If a line in the records below holds the word "arrow", copy it.

(Beginning of DATA UNDER STUDY)

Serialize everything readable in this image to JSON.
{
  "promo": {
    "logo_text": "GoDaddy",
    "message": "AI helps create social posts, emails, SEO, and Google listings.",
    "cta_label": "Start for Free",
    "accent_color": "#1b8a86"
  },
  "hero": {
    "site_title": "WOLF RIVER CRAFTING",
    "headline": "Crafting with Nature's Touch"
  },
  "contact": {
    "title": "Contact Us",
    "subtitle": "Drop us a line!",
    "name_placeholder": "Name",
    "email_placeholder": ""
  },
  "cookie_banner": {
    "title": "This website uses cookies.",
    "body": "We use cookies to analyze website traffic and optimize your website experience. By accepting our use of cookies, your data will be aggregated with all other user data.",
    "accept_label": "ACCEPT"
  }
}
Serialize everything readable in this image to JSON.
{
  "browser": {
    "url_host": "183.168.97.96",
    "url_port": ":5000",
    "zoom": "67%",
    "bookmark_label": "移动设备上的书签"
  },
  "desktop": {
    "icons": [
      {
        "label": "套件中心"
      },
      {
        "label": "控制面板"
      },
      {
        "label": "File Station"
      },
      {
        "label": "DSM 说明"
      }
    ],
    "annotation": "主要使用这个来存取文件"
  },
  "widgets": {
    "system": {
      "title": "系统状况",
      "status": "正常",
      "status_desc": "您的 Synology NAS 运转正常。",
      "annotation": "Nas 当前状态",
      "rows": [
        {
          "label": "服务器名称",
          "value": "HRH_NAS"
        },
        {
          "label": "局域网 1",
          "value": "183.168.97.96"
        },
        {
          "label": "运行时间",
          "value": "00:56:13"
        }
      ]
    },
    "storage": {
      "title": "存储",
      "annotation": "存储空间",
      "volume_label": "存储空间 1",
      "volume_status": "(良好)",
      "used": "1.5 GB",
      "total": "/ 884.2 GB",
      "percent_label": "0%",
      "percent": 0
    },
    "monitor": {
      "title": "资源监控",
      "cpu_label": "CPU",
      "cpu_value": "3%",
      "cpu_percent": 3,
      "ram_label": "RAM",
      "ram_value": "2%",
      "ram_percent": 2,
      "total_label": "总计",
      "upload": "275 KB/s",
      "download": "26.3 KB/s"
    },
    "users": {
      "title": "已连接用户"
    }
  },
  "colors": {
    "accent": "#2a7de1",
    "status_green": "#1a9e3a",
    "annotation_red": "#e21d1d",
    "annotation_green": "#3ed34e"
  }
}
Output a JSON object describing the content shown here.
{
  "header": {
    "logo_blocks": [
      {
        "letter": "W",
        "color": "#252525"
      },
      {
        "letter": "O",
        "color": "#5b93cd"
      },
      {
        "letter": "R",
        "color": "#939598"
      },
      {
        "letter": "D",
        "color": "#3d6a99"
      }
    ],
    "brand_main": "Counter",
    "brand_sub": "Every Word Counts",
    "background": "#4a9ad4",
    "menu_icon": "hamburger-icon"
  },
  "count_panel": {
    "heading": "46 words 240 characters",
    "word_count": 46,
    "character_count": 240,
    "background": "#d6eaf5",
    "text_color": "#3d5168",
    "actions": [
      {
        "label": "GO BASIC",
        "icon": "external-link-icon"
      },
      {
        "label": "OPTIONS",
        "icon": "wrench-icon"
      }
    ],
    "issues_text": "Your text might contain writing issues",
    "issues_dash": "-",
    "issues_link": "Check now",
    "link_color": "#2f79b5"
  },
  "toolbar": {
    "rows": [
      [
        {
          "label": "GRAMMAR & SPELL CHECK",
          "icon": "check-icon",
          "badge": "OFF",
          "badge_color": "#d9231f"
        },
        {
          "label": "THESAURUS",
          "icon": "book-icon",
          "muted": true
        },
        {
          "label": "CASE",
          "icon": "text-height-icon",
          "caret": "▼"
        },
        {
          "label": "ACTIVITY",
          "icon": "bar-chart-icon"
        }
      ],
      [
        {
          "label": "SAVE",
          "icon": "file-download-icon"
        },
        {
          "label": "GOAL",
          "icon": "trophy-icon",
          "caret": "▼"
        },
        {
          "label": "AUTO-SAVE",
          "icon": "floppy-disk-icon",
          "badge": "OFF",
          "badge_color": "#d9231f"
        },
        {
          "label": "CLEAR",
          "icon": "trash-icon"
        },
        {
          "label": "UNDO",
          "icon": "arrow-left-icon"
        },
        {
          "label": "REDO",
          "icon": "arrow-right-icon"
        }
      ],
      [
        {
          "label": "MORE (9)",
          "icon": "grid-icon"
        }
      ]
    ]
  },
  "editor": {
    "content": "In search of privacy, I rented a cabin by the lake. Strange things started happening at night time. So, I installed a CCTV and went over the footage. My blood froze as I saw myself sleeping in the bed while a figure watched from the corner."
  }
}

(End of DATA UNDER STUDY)

## [YOUR RESPONSE]
          "icon": "arrow-left-icon"
          "icon": "arrow-right-icon"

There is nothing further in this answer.